Dear Friends and Colleagues,
Research has shown that an attitude of gratitude can be positively correlated with the degree of happiness we experience. Paradoxically, in a society that all too frequently propagates vanity, social status, and self-importance, humility—the very thing that allows gratitude to arise naturally—is denigrated, or worse altogether, lost.
In today’s world some may feel that, “being humble” is akin to being pushed around, to overly sacrificing for others, to hiding feelings for the sake of being nice, or to suppressing views to avoid conflict—in other words, being a doormat.
I don’t believe being humble is any of these things. When we can drop into humility, we open our heart to our humanity and in so doing, we allow ourselves a greater connectedness with others. It is this experience of connectedness that actually creates a sense of groundedness and equal footing with others; we are neither above nor below them. We can be more relaxed. We are no longer consumed by who is better or worse, right or wrong, but rather, by our desire to behave and respond from our authentic self. Authentic humility is not worn on the sleeve. It shines through our actions and our thoughts toward others. In actuality, it seems true humility comes from a place of self-worth, allowing us sincerely to appreciate and validate others without feeling diminished by comparison.
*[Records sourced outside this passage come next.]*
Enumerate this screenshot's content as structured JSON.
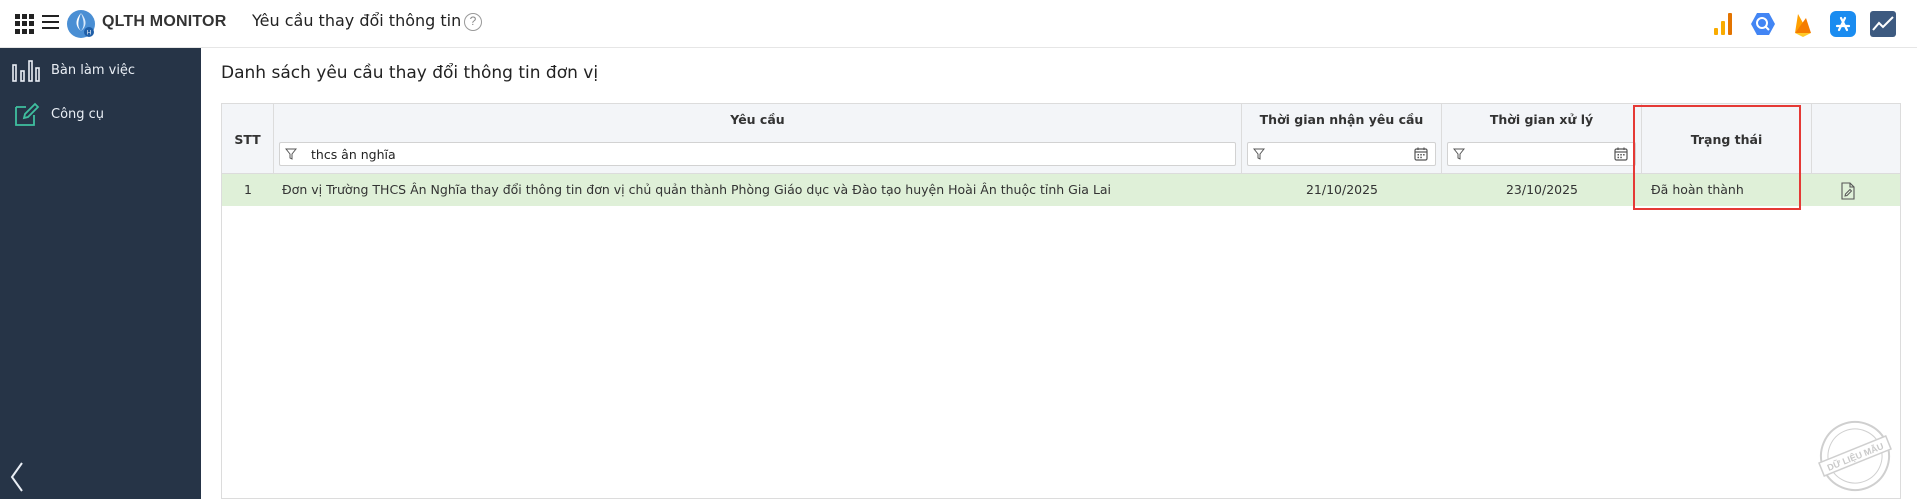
{
  "header": {
    "brand": "QLTH MONITOR",
    "page_title": "Yêu cầu thay đổi thông tin",
    "help_glyph": "?",
    "icons": [
      "apps-grid-icon",
      "hamburger-menu-icon",
      "bar-chart-icon",
      "bigquery-icon",
      "firebase-icon",
      "app-store-icon",
      "analytics-trend-icon"
    ]
  },
  "sidebar": {
    "items": [
      {
        "label": "Bàn làm việc",
        "icon": "dashboard-bars-icon"
      },
      {
        "label": "Công cụ",
        "icon": "edit-icon"
      }
    ],
    "collapse_icon": "chevron-left-icon"
  },
  "main": {
    "title": "Danh sách yêu cầu thay đổi thông tin đơn vị",
    "columns": {
      "stt": "STT",
      "request": "Yêu cầu",
      "received_time": "Thời gian nhận yêu cầu",
      "processed_time": "Thời gian xử lý",
      "status": "Trạng thái"
    },
    "filters": {
      "request_value": "thcs ân nghĩa",
      "received_time_value": "",
      "processed_time_value": ""
    },
    "rows": [
      {
        "stt": "1",
        "request": "Đơn vị Trường THCS Ân Nghĩa thay đổi thông tin đơn vị chủ quản thành Phòng Giáo dục và Đào tạo huyện Hoài Ân thuộc tỉnh Gia Lai",
        "received_time": "21/10/2025",
        "processed_time": "23/10/2025",
        "status": "Đã hoàn thành",
        "action_icon": "edit-document-icon"
      }
    ]
  },
  "colors": {
    "sidebar_bg": "#263447",
    "header_bg": "#f3f5f8",
    "row_highlight": "#dff0d8",
    "annotation_border": "#e53935"
  }
}
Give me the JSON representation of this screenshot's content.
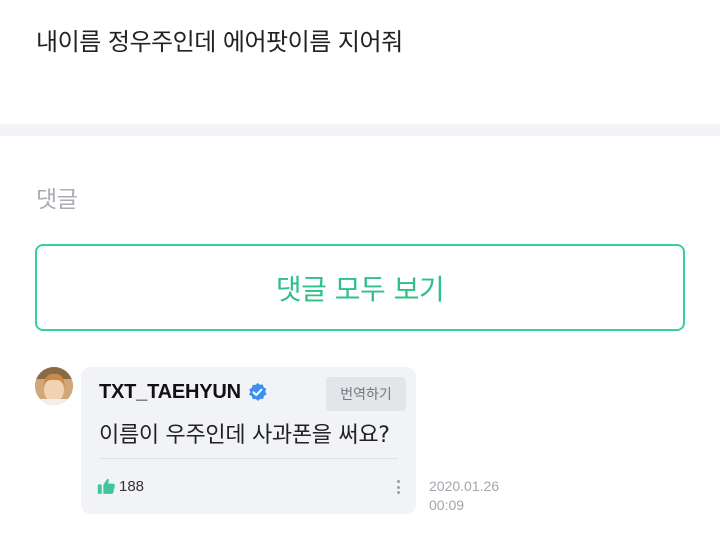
{
  "post": {
    "text": "내이름 정우주인데 에어팟이름 지어줘"
  },
  "comments_section": {
    "title": "댓글",
    "view_all_label": "댓글 모두 보기"
  },
  "comment": {
    "author": "TXT_TAEHYUN",
    "translate_label": "번역하기",
    "text": "이름이 우주인데 사과폰을 써요?",
    "like_count": "188",
    "date": "2020.01.26",
    "time": "00:09"
  },
  "colors": {
    "accent": "#39cf9a",
    "verified": "#3d8ef0",
    "band": "#f3f4f7",
    "bubble": "#f2f3f6",
    "like_icon": "#3fc79a"
  },
  "icons": {
    "verified": "verified-badge-icon",
    "like": "thumbs-up-icon",
    "more": "more-vertical-icon"
  }
}
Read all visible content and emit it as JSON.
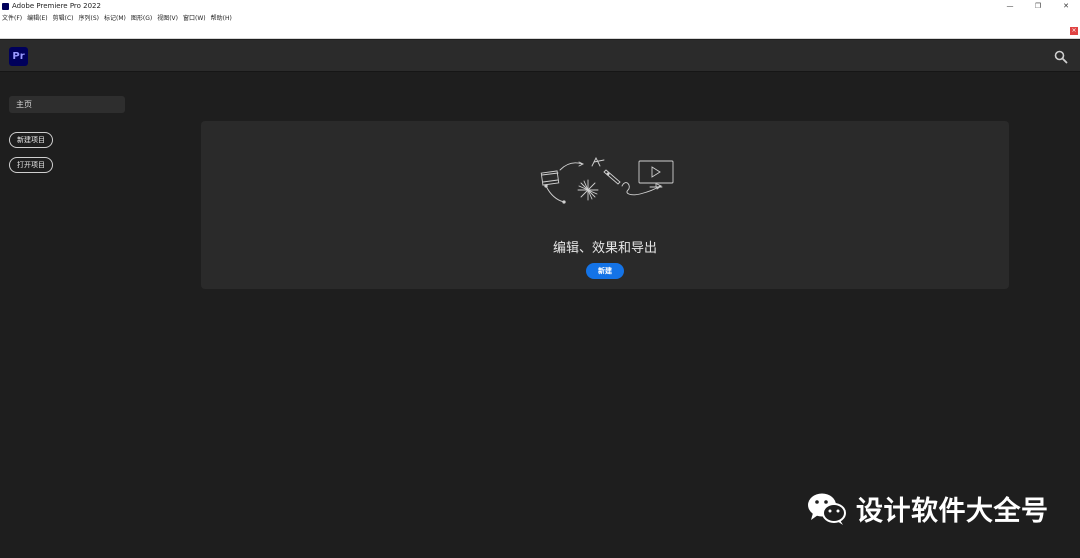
{
  "window": {
    "title": "Adobe Premiere Pro 2022",
    "controls": [
      "—",
      "❐",
      "✕"
    ]
  },
  "menubar": {
    "items": [
      "文件(F)",
      "编辑(E)",
      "剪辑(C)",
      "序列(S)",
      "标记(M)",
      "图形(G)",
      "视图(V)",
      "窗口(W)",
      "帮助(H)"
    ]
  },
  "notice": {
    "close_label": "×"
  },
  "header": {
    "logo_text": "Pr",
    "search_icon": "search-icon"
  },
  "sidebar": {
    "home_label": "主页",
    "new_project_label": "新建项目",
    "open_project_label": "打开项目"
  },
  "main": {
    "heading": "编辑、效果和导出",
    "new_button_label": "新建"
  },
  "watermark": {
    "text": "设计软件大全号",
    "icon": "wechat-icon"
  },
  "colors": {
    "accent": "#1473e6",
    "logo_bg": "#00005b",
    "logo_fg": "#9999ff",
    "background": "#1e1e1e",
    "card": "#2a2a2a"
  }
}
In a culture that values self-aggrandizement and entitlement over generosity, when we begin to comprehend our vast web of interconnectedness, we can turn more to the reality both inside and outside ourselves. We realize how truly dependent we are on one another, no matter how much we have or what we can have delivered to our doorstep within an hour. It makes sense to be more cooperative and peaceful with one another. It opens up a space of thankfulness in us, deep gratitude for all that we have.
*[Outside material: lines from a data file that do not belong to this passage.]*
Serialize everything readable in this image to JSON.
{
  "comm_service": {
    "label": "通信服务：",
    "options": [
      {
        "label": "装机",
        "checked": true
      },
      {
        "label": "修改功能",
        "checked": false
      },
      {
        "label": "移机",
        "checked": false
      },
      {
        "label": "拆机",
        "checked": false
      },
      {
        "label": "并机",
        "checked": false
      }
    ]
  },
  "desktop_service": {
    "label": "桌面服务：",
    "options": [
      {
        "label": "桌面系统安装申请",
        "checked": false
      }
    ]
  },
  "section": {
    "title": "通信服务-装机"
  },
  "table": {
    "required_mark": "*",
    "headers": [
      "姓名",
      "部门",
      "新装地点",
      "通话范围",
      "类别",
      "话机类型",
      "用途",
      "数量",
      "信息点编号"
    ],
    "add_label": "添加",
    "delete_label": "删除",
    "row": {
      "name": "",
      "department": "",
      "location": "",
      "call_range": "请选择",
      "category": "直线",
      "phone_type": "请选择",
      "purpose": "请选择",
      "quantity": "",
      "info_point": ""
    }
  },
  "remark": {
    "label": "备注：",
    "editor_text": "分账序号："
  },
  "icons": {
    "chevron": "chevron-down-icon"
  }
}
I’ve just returned from the east coast after being with my father following his open-heart surgery. There were many complications requiring 14 days in the hospital Intensive Care Unit and acute rehabilitation which will continue for several weeks. Thanks to his indomitable will and lots of help from great medical care professionals, he is on the mend. In order for me to be there as his primary support I couldn’t be in Santa Monica to see my clients. I had to depend on many others to take care of my responsibilities in Santa Monica, and especially at LA CAMFT. Unable to use phone or computer while sitting with my father in the ICU, I had time to contemplate so much, and came to feel enormous gratitude for the nurses, doctors and orderlies, for the caregivers who spend every working hour, day in and day out, under fluorescent lights, with constantly beeping machines, and who nonetheless are still able to extend compassion to everyone dealing with a life-threatening illness. I felt the vulnerability of the utter humanness of infirmity and the possibility of death. And I felt humbled not only by my father’s will to survive, but by his gratitude for the life he has lived and for the time he has left. I was thankful that I had the resources and the complete support of others which let me take the time to be there in my dad’s time of need. This experience—as stressful, and challenging, and sad, and scary as it was—opened my heart in a way that I never would have imagined.
I don’t think humility is something one can strive for; that would be an oxymoron. That said, we can continually look for opportunities to be grateful for what we do have, for our connections and the many ways in which life itself is a gift. As the holidays descend upon us, may we all be in touch with a sense of gratitude and humility in whatever ways are real and true for each of us.
“In daily life we must see that it is not happiness that makes us grateful, but gratefulness that makes us happy.”
— David Steindl-Rast
Shelley Pearce, LMFT is currently serving as President of LA-CAMFT. She has a private counseling office in Santa Monica, and regularly consults by video conference with colleagues and clients. She serves on the board of the Global Bridge Foundation and helped create Humanistic Spirituality, an extensive, free online resource for counselors. She synthesizes a breadth of career diversity, education, experience, and a sincere desire to help in her service and practice with individuals and couples.